Interface dataset entries:

┄┄┄┄┄┄

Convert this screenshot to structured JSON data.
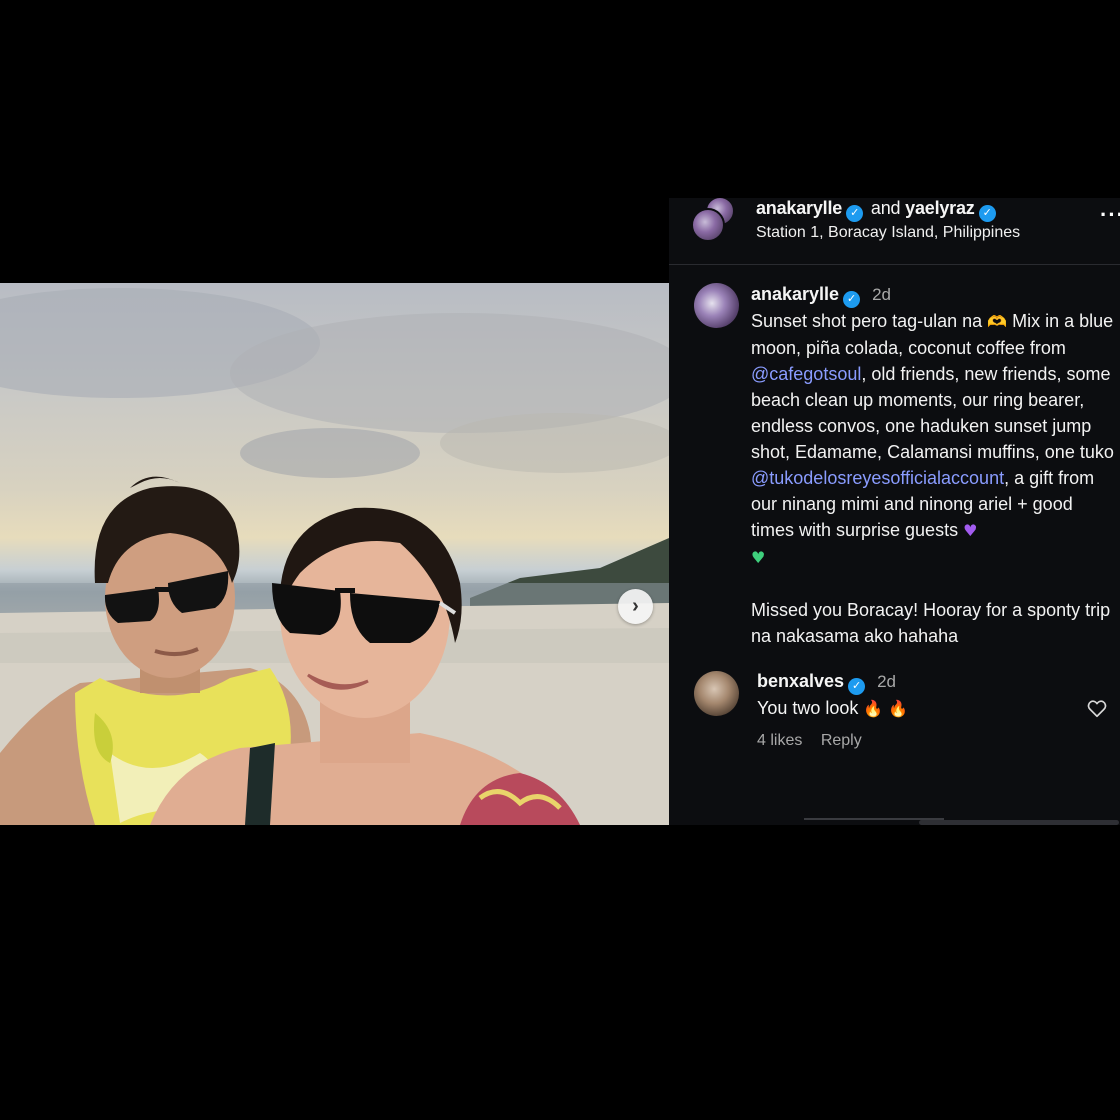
{
  "post": {
    "header": {
      "author1": "anakarylle",
      "and_label": "and",
      "author2": "yaelyraz",
      "location": "Station 1, Boracay Island, Philippines",
      "more_icon": "more-horizontal-icon"
    },
    "photo": {
      "next_icon": "chevron-right-icon",
      "next_glyph": "›"
    },
    "caption": {
      "username": "anakarylle",
      "time": "2d",
      "text_1": "Sunset shot pero tag-ulan na ",
      "emoji_hands": "🫶",
      "text_2": " Mix in a blue moon, piña colada, coconut coffee from ",
      "mention_1": "@cafegotsoul",
      "text_3": ", old friends, new friends, some beach clean up moments, our ring bearer, endless convos, one haduken sunset jump shot, Edamame, Calamansi muffins, one tuko ",
      "mention_2": "@tukodelosreyesofficialaccount",
      "text_4": ", a gift from our ninang mimi and ninong ariel + good times with surprise guests ",
      "emoji_purple_heart": "♥",
      "emoji_green_heart": "♥",
      "text_5": "Missed you Boracay! Hooray for a sponty trip na nakasama ako hahaha"
    },
    "comments": [
      {
        "username": "benxalves",
        "time": "2d",
        "text": "You two look ",
        "emoji_fire": "🔥 🔥",
        "likes": "4 likes",
        "reply_label": "Reply",
        "like_icon": "heart-outline-icon"
      }
    ],
    "colors": {
      "panel_bg": "#0c0d10",
      "verified": "#1d9bf0",
      "mention": "#8a9cff"
    }
  }
}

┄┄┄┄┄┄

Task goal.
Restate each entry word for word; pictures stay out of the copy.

Response to this exercise.
Convert this screenshot to structured JSON data.
{
  "post": {
    "header": {
      "author1": "anakarylle",
      "and_label": "and",
      "author2": "yaelyraz",
      "location": "Station 1, Boracay Island, Philippines",
      "more_icon": "more-horizontal-icon"
    },
    "photo": {
      "next_icon": "chevron-right-icon",
      "next_glyph": "›"
    },
    "caption": {
      "username": "anakarylle",
      "time": "2d",
      "text_1": "Sunset shot pero tag-ulan na ",
      "emoji_hands": "🫶",
      "text_2": " Mix in a blue moon, piña colada, coconut coffee from ",
      "mention_1": "@cafegotsoul",
      "text_3": ", old friends, new friends, some beach clean up moments, our ring bearer, endless convos, one haduken sunset jump shot, Edamame, Calamansi muffins, one tuko ",
      "mention_2": "@tukodelosreyesofficialaccount",
      "text_4": ", a gift from our ninang mimi and ninong ariel + good times with surprise guests ",
      "emoji_purple_heart": "♥",
      "emoji_green_heart": "♥",
      "text_5": "Missed you Boracay! Hooray for a sponty trip na nakasama ako hahaha"
    },
    "comments": [
      {
        "username": "benxalves",
        "time": "2d",
        "text": "You two look ",
        "emoji_fire": "🔥 🔥",
        "likes": "4 likes",
        "reply_label": "Reply",
        "like_icon": "heart-outline-icon"
      }
    ],
    "colors": {
      "panel_bg": "#0c0d10",
      "verified": "#1d9bf0",
      "mention": "#8a9cff"
    }
  }
}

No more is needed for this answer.